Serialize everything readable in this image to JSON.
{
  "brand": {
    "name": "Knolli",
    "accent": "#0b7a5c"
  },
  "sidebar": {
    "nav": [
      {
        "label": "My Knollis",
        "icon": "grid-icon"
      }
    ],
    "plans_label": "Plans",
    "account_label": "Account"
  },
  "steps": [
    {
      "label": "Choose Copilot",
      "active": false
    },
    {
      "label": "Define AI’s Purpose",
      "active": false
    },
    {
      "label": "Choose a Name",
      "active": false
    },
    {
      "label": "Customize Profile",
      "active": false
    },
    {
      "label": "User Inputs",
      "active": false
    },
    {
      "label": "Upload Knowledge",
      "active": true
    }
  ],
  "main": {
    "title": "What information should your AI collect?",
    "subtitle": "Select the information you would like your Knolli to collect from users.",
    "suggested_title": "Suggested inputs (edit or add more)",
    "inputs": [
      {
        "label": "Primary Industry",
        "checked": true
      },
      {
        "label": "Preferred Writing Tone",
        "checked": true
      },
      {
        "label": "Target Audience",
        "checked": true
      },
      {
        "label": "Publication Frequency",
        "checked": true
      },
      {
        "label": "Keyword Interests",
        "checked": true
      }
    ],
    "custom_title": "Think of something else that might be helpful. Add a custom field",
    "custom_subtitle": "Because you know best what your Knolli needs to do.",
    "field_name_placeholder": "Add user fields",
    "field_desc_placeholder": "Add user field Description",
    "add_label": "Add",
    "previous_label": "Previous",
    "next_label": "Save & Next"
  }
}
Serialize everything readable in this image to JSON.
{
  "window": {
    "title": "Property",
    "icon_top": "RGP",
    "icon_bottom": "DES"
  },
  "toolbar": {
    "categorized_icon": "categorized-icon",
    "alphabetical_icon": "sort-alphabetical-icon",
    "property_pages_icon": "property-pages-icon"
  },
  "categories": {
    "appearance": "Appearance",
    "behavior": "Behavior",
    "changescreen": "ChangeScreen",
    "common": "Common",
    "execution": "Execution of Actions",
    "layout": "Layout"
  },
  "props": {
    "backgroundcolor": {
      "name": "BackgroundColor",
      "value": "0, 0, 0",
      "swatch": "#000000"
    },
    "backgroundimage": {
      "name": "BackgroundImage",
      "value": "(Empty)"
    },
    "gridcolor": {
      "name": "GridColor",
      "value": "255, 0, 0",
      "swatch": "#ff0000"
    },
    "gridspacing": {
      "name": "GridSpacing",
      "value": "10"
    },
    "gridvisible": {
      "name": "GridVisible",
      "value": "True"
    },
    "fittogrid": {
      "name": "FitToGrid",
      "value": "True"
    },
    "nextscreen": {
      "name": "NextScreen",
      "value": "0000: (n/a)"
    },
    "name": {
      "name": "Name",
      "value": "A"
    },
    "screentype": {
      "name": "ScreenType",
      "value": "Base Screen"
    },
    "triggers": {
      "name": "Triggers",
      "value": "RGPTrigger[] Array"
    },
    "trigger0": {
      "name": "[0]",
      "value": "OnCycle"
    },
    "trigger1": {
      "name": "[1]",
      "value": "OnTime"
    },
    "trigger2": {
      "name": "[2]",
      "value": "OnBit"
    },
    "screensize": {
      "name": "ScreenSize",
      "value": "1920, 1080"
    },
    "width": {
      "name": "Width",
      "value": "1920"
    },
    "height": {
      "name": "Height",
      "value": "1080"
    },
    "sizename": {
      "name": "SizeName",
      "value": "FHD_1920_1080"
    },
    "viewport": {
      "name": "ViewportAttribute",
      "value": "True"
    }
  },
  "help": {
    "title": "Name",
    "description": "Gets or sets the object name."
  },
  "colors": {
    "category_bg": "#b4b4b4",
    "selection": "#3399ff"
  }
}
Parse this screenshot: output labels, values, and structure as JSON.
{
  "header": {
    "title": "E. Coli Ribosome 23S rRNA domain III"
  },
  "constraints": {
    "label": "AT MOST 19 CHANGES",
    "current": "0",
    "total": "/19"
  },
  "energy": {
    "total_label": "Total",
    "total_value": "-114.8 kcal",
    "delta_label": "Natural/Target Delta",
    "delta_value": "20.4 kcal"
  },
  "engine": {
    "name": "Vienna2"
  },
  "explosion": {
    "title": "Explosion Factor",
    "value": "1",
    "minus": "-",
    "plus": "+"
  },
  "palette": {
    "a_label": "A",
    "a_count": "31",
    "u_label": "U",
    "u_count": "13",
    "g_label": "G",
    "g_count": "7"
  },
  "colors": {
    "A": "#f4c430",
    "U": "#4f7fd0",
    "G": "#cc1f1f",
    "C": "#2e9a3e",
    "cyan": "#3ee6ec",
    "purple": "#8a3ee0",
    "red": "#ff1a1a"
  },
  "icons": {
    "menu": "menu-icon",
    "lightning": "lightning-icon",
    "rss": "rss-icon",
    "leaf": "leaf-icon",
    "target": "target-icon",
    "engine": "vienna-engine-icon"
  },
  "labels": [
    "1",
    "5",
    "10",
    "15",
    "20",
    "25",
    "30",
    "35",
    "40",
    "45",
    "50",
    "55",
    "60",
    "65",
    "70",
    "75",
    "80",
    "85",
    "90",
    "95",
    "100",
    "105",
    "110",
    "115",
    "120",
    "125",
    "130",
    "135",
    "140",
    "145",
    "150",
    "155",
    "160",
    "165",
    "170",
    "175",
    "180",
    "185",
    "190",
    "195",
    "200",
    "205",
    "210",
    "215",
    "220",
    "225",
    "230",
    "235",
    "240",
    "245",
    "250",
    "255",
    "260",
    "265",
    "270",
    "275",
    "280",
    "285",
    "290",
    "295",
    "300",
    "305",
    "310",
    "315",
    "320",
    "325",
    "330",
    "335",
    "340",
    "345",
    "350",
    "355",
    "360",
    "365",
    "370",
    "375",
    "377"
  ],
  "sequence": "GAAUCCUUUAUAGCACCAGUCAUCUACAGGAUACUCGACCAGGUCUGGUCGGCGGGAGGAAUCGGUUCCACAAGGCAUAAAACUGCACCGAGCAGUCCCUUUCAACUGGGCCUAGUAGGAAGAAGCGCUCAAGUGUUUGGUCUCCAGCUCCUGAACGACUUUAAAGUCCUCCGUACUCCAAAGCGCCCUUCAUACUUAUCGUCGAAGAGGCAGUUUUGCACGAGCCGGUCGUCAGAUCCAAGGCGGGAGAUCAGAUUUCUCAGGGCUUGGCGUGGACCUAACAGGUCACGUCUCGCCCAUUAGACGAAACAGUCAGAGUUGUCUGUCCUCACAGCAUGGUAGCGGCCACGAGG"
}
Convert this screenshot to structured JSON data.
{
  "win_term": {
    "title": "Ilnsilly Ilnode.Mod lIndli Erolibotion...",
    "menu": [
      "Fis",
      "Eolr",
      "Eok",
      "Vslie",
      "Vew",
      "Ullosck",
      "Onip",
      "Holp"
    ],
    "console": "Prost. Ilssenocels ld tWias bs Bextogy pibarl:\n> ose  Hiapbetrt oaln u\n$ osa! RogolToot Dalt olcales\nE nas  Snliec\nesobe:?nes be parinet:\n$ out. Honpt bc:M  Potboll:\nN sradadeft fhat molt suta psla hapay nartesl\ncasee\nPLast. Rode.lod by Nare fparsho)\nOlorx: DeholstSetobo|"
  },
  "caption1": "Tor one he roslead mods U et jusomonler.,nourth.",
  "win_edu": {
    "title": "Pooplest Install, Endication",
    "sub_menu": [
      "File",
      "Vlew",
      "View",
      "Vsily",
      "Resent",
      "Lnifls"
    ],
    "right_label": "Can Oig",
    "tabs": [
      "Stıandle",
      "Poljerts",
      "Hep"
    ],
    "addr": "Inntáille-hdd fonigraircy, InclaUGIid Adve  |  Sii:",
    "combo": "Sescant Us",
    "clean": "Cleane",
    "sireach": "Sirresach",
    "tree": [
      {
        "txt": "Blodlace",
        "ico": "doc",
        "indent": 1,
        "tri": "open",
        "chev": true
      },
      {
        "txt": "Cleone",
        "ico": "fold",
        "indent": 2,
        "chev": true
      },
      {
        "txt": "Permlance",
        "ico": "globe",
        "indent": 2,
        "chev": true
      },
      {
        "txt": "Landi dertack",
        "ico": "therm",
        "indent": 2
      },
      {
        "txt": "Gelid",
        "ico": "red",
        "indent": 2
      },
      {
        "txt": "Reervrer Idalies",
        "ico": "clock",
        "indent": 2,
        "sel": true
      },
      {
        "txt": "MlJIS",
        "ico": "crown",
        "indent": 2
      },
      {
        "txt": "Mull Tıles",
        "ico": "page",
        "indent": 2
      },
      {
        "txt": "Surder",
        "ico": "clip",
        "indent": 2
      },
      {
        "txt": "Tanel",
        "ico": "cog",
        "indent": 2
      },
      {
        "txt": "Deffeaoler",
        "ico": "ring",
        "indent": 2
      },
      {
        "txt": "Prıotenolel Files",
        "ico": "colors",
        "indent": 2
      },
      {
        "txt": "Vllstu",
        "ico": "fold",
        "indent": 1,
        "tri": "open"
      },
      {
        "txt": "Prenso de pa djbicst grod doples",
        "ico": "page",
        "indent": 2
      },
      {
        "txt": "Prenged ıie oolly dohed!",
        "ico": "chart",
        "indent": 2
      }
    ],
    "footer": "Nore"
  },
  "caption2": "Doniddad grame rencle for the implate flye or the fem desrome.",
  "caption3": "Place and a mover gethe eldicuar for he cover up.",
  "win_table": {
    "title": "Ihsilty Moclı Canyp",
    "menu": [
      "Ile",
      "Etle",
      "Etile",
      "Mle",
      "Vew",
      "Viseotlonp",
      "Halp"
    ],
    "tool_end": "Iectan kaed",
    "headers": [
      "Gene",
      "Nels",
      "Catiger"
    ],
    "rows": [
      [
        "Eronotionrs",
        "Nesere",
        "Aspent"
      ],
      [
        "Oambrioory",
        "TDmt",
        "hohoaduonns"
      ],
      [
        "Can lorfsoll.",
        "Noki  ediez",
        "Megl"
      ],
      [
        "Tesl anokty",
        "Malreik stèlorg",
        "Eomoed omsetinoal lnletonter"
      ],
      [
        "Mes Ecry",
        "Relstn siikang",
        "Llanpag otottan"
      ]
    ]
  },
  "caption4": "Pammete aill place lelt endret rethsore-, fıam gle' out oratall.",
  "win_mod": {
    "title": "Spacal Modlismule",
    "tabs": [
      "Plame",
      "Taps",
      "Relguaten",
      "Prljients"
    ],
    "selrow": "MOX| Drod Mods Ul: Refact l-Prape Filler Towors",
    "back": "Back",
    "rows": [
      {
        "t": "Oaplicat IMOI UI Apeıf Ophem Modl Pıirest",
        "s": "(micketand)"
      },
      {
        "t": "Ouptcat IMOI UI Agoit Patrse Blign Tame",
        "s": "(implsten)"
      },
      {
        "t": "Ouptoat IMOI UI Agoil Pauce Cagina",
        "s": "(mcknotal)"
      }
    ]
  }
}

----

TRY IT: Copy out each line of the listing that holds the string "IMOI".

ANSWER SECTION:
        "t": "Oaplicat IMOI UI Apeıf Ophem Modl Pıirest",
        "t": "Ouptcat IMOI UI Agoit Patrse Blign Tame",
        "t": "Ouptoat IMOI UI Agoil Pauce Cagina",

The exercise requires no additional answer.